* _TASK_
Scan the listing for the word "text", and copy out each line where it is found.

* _SUPPLIED DATA_
▬▬▬
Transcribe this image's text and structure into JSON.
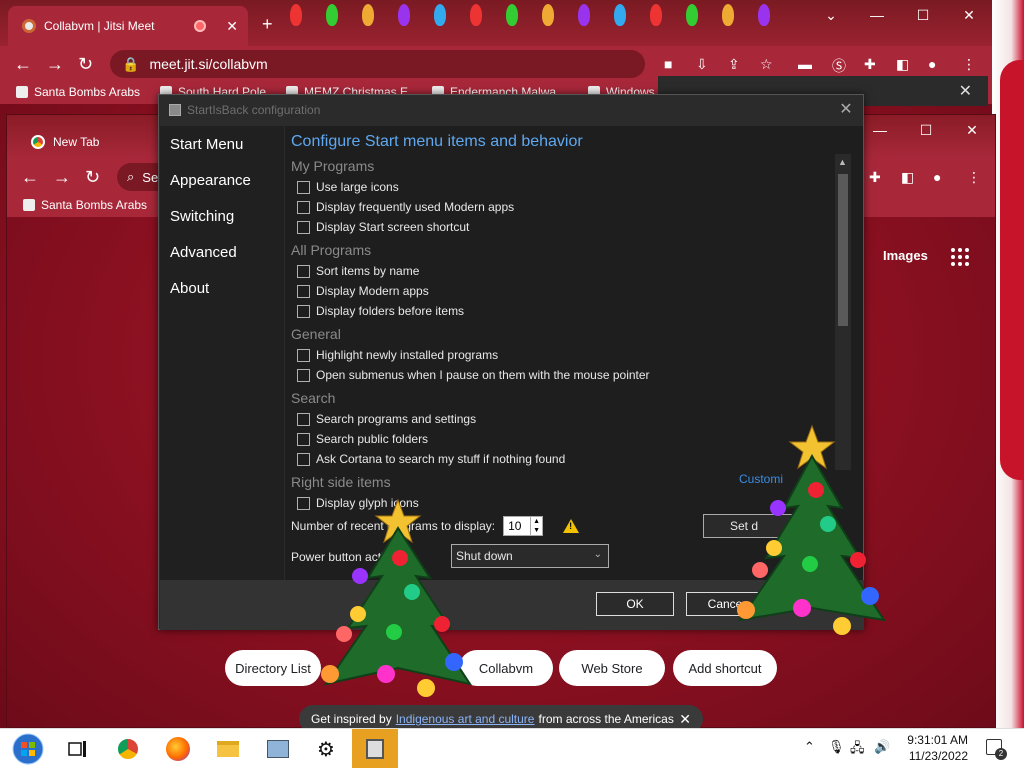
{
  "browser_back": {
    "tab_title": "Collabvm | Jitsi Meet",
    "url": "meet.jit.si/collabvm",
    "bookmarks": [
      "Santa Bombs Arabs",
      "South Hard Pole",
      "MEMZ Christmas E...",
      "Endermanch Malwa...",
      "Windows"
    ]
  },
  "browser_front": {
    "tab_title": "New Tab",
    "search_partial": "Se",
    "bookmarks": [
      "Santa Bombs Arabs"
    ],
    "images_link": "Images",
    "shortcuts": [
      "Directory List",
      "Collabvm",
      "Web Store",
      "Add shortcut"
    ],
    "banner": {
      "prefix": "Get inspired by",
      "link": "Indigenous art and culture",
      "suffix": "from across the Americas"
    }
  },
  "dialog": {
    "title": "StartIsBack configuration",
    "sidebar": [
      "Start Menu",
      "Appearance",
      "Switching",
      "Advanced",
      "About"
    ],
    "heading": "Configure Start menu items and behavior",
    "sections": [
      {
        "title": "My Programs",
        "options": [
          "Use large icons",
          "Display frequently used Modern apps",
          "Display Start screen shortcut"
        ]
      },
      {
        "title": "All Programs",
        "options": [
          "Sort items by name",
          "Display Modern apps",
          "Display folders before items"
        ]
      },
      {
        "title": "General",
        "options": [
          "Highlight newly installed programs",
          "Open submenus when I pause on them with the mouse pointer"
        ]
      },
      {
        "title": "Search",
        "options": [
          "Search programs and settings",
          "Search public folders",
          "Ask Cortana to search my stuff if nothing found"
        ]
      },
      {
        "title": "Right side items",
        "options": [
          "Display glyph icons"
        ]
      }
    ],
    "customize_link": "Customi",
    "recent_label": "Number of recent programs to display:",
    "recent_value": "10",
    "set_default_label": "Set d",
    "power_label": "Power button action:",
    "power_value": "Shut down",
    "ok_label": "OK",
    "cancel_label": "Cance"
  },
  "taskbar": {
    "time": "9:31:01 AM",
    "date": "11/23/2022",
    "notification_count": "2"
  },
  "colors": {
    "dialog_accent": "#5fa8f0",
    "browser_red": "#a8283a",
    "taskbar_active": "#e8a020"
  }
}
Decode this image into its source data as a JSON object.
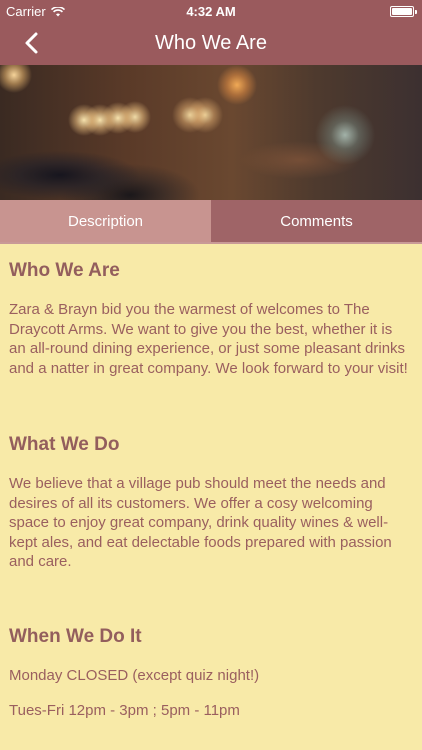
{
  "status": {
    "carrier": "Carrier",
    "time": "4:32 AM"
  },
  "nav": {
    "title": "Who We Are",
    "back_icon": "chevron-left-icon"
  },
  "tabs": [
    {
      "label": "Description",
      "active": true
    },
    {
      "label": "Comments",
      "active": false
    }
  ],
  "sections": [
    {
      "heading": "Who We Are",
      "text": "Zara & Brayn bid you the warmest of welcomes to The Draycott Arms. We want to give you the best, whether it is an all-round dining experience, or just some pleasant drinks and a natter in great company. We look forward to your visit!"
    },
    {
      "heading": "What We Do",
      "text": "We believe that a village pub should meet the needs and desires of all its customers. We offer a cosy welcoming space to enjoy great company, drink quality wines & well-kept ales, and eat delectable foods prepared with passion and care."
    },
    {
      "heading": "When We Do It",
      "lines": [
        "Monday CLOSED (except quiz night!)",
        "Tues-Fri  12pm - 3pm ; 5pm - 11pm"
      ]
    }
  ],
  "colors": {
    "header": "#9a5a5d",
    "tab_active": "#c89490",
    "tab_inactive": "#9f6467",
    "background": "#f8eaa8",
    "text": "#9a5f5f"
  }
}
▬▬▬
* _REPLY_
Transcribe this image's text and structure into JSON.
      "text": "Zara & Brayn bid you the warmest of welcomes to The Draycott Arms. We want to give you the best, whether it is an all-round dining experience, or just some pleasant drinks and a natter in great company. We look forward to your visit!"
      "text": "We believe that a village pub should meet the needs and desires of all its customers. We offer a cosy welcoming space to enjoy great company, drink quality wines & well-kept ales, and eat delectable foods prepared with passion and care."
    "text": "#9a5f5f"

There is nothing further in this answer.